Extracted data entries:
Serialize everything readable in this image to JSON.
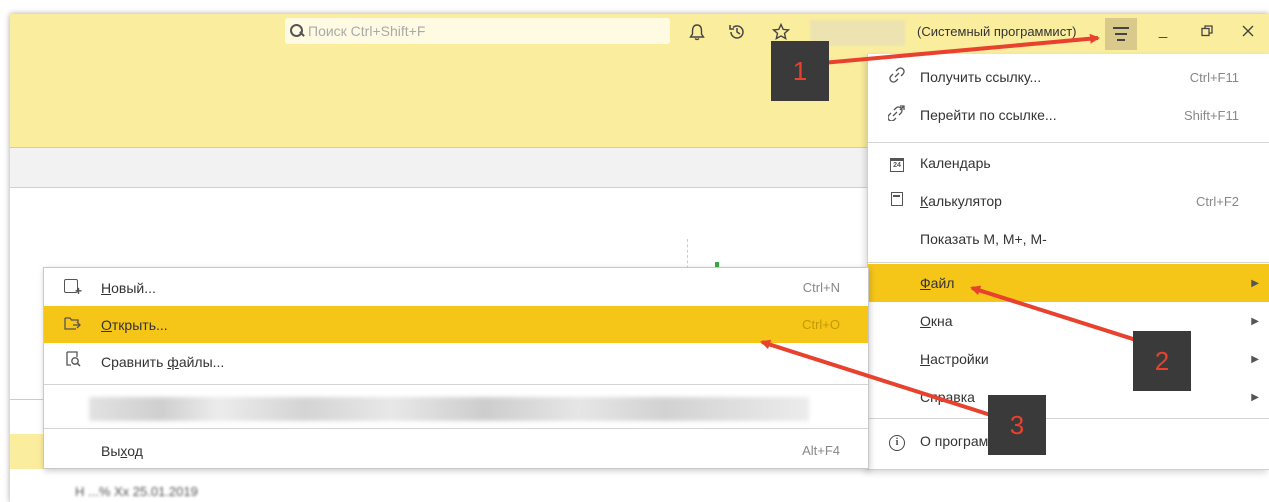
{
  "topbar": {
    "search_placeholder": "Поиск Ctrl+Shift+F",
    "system_label": "(Системный программист)",
    "icons": [
      "bell-icon",
      "history-icon",
      "star-icon",
      "main-menu-icon"
    ]
  },
  "main_menu": {
    "items": [
      {
        "icon": "link-icon",
        "label": "Получить ссылку...",
        "shortcut": "Ctrl+F11"
      },
      {
        "icon": "goto-link-icon",
        "label": "Перейти по ссылке...",
        "shortcut": "Shift+F11"
      },
      {
        "icon": "calendar-icon",
        "icon_text": "24",
        "label": "Календарь",
        "shortcut": ""
      },
      {
        "icon": "calculator-icon",
        "label": "Калькулятор",
        "shortcut": "Ctrl+F2"
      },
      {
        "icon": "",
        "label": "Показать M, M+, M-",
        "shortcut": ""
      },
      {
        "icon": "",
        "label": "Файл",
        "shortcut": "",
        "submenu": true,
        "active": true
      },
      {
        "icon": "",
        "label": "Окна",
        "shortcut": "",
        "submenu": true
      },
      {
        "icon": "",
        "label": "Настройки",
        "shortcut": "",
        "submenu": true
      },
      {
        "icon": "",
        "label": "Справка",
        "shortcut": "",
        "submenu": true
      },
      {
        "icon": "info-icon",
        "label": "О программе...",
        "shortcut": ""
      }
    ]
  },
  "file_menu": {
    "items": [
      {
        "icon": "new-file-icon",
        "label": "Новый...",
        "shortcut": "Ctrl+N"
      },
      {
        "icon": "open-file-icon",
        "label": "Открыть...",
        "shortcut": "Ctrl+O",
        "active": true
      },
      {
        "icon": "compare-files-icon",
        "label": "Сравнить файлы...",
        "shortcut": ""
      },
      {
        "icon": "",
        "label": "Выход",
        "shortcut": "Alt+F4"
      }
    ]
  },
  "background": {
    "bottom_text": "Н                          ...%           Хх             25.01.2019"
  },
  "annotations": {
    "step1": "1",
    "step2": "2",
    "step3": "3",
    "arrow_color": "#e8412e",
    "label_bg": "#3a3a3a"
  },
  "colors": {
    "toolbar_yellow": "#fbed9e",
    "highlight_yellow": "#f5c518"
  }
}
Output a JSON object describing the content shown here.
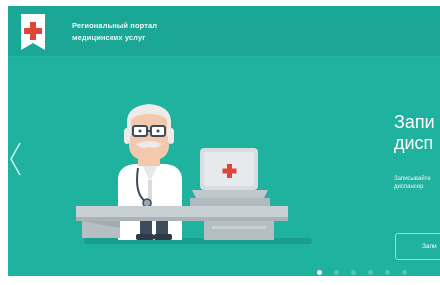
{
  "header": {
    "portal_line1": "Региональный портал",
    "portal_line2": "медицинских услуг",
    "logo_icon": "red-cross-flag-icon"
  },
  "hero": {
    "title_line1": "Запи",
    "title_line2": "дисп",
    "desc_line1": "Записывайте",
    "desc_line2": "диспансер",
    "button_label": "Запи",
    "illustration": "doctor-at-desk-with-laptop",
    "prev_icon": "chevron-left-icon"
  },
  "carousel": {
    "slide_count": 6,
    "active_index": 0
  },
  "colors": {
    "background": "#1fb29f",
    "header": "#1aa796",
    "accent_red": "#e0453a",
    "text": "#ffffff"
  }
}
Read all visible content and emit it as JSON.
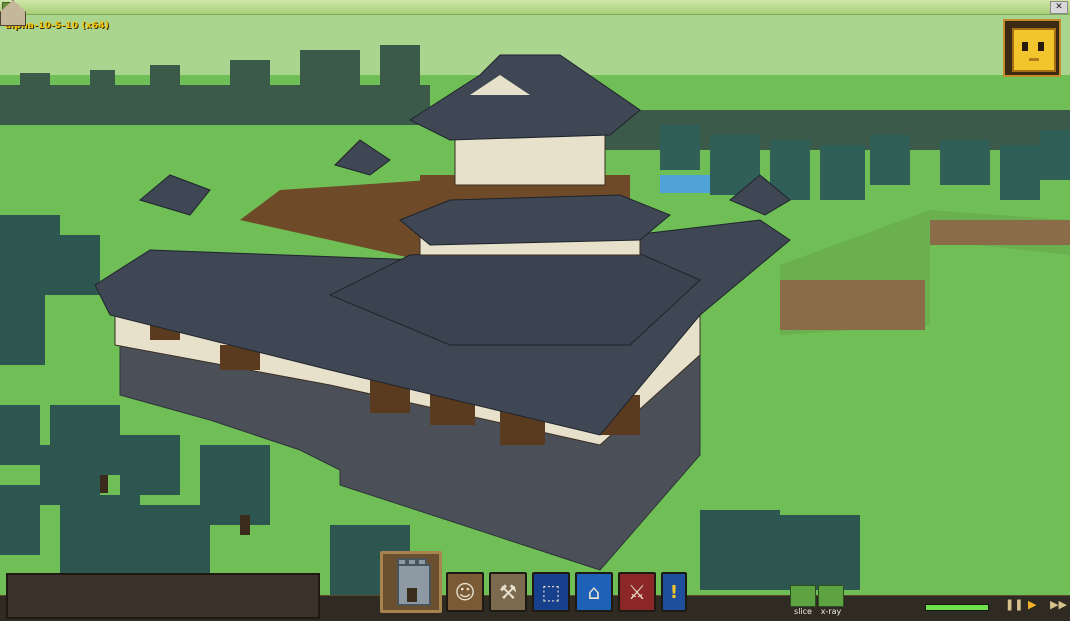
{
  "window": {
    "close_glyph": "✕"
  },
  "hud": {
    "version": "alpha-10-5-10 (x64)"
  },
  "toolbar": {
    "castle_icon": "castle-icon",
    "tools": [
      {
        "name": "worker",
        "icon": "worker-icon"
      },
      {
        "name": "build",
        "icon": "tools-icon"
      },
      {
        "name": "zone",
        "icon": "zone-icon"
      },
      {
        "name": "house",
        "icon": "house-icon"
      },
      {
        "name": "attack",
        "icon": "sword-icon"
      },
      {
        "name": "alert",
        "icon": "exclamation-icon",
        "glyph": "!"
      }
    ]
  },
  "view_controls": {
    "slice_label": "slice",
    "xray_label": "x-ray"
  },
  "time_controls": {
    "pause_glyph": "❚❚",
    "play_glyph": "▶",
    "fast_forward_glyph": "▶▶",
    "progress": 1.0
  },
  "colors": {
    "grass": "#6fbf56",
    "roof": "#3f4654",
    "wall": "#e7e1cc",
    "stone": "#4b5058",
    "wood": "#5a3b1f",
    "accent": "#f5c400"
  }
}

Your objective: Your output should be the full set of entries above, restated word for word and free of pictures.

Response:
Serialize everything readable in this image to JSON.
{
  "topbar": {
    "search_placeholder": "Поиск Ctrl+Shift+F",
    "system_label": "(Системный программист)",
    "icons": [
      "bell-icon",
      "history-icon",
      "star-icon",
      "main-menu-icon"
    ]
  },
  "main_menu": {
    "items": [
      {
        "icon": "link-icon",
        "label": "Получить ссылку...",
        "shortcut": "Ctrl+F11"
      },
      {
        "icon": "goto-link-icon",
        "label": "Перейти по ссылке...",
        "shortcut": "Shift+F11"
      },
      {
        "icon": "calendar-icon",
        "icon_text": "24",
        "label": "Календарь",
        "shortcut": ""
      },
      {
        "icon": "calculator-icon",
        "label": "Калькулятор",
        "shortcut": "Ctrl+F2"
      },
      {
        "icon": "",
        "label": "Показать M, M+, M-",
        "shortcut": ""
      },
      {
        "icon": "",
        "label": "Файл",
        "shortcut": "",
        "submenu": true,
        "active": true
      },
      {
        "icon": "",
        "label": "Окна",
        "shortcut": "",
        "submenu": true
      },
      {
        "icon": "",
        "label": "Настройки",
        "shortcut": "",
        "submenu": true
      },
      {
        "icon": "",
        "label": "Справка",
        "shortcut": "",
        "submenu": true
      },
      {
        "icon": "info-icon",
        "label": "О программе...",
        "shortcut": ""
      }
    ]
  },
  "file_menu": {
    "items": [
      {
        "icon": "new-file-icon",
        "label": "Новый...",
        "shortcut": "Ctrl+N"
      },
      {
        "icon": "open-file-icon",
        "label": "Открыть...",
        "shortcut": "Ctrl+O",
        "active": true
      },
      {
        "icon": "compare-files-icon",
        "label": "Сравнить файлы...",
        "shortcut": ""
      },
      {
        "icon": "",
        "label": "Выход",
        "shortcut": "Alt+F4"
      }
    ]
  },
  "background": {
    "bottom_text": "Н                          ...%           Хх             25.01.2019"
  },
  "annotations": {
    "step1": "1",
    "step2": "2",
    "step3": "3",
    "arrow_color": "#e8412e",
    "label_bg": "#3a3a3a"
  },
  "colors": {
    "toolbar_yellow": "#fbed9e",
    "highlight_yellow": "#f5c518"
  }
}
Output a JSON object describing the content shown here.
{
  "header": {
    "portal_line1": "Региональный портал",
    "portal_line2": "медицинских услуг",
    "logo_icon": "red-cross-flag-icon"
  },
  "hero": {
    "title_line1": "Запи",
    "title_line2": "дисп",
    "desc_line1": "Записывайте",
    "desc_line2": "диспансер",
    "button_label": "Запи",
    "illustration": "doctor-at-desk-with-laptop",
    "prev_icon": "chevron-left-icon"
  },
  "carousel": {
    "slide_count": 6,
    "active_index": 0
  },
  "colors": {
    "background": "#1fb29f",
    "header": "#1aa796",
    "accent_red": "#e0453a",
    "text": "#ffffff"
  }
}
Read all visible content and emit it as JSON.
{
  "window": {
    "close_glyph": "✕"
  },
  "hud": {
    "version": "alpha-10-5-10 (x64)"
  },
  "toolbar": {
    "castle_icon": "castle-icon",
    "tools": [
      {
        "name": "worker",
        "icon": "worker-icon"
      },
      {
        "name": "build",
        "icon": "tools-icon"
      },
      {
        "name": "zone",
        "icon": "zone-icon"
      },
      {
        "name": "house",
        "icon": "house-icon"
      },
      {
        "name": "attack",
        "icon": "sword-icon"
      },
      {
        "name": "alert",
        "icon": "exclamation-icon",
        "glyph": "!"
      }
    ]
  },
  "view_controls": {
    "slice_label": "slice",
    "xray_label": "x-ray"
  },
  "time_controls": {
    "pause_glyph": "❚❚",
    "play_glyph": "▶",
    "fast_forward_glyph": "▶▶",
    "progress": 1.0
  },
  "colors": {
    "grass": "#6fbf56",
    "roof": "#3f4654",
    "wall": "#e7e1cc",
    "stone": "#4b5058",
    "wood": "#5a3b1f",
    "accent": "#f5c400"
  }
}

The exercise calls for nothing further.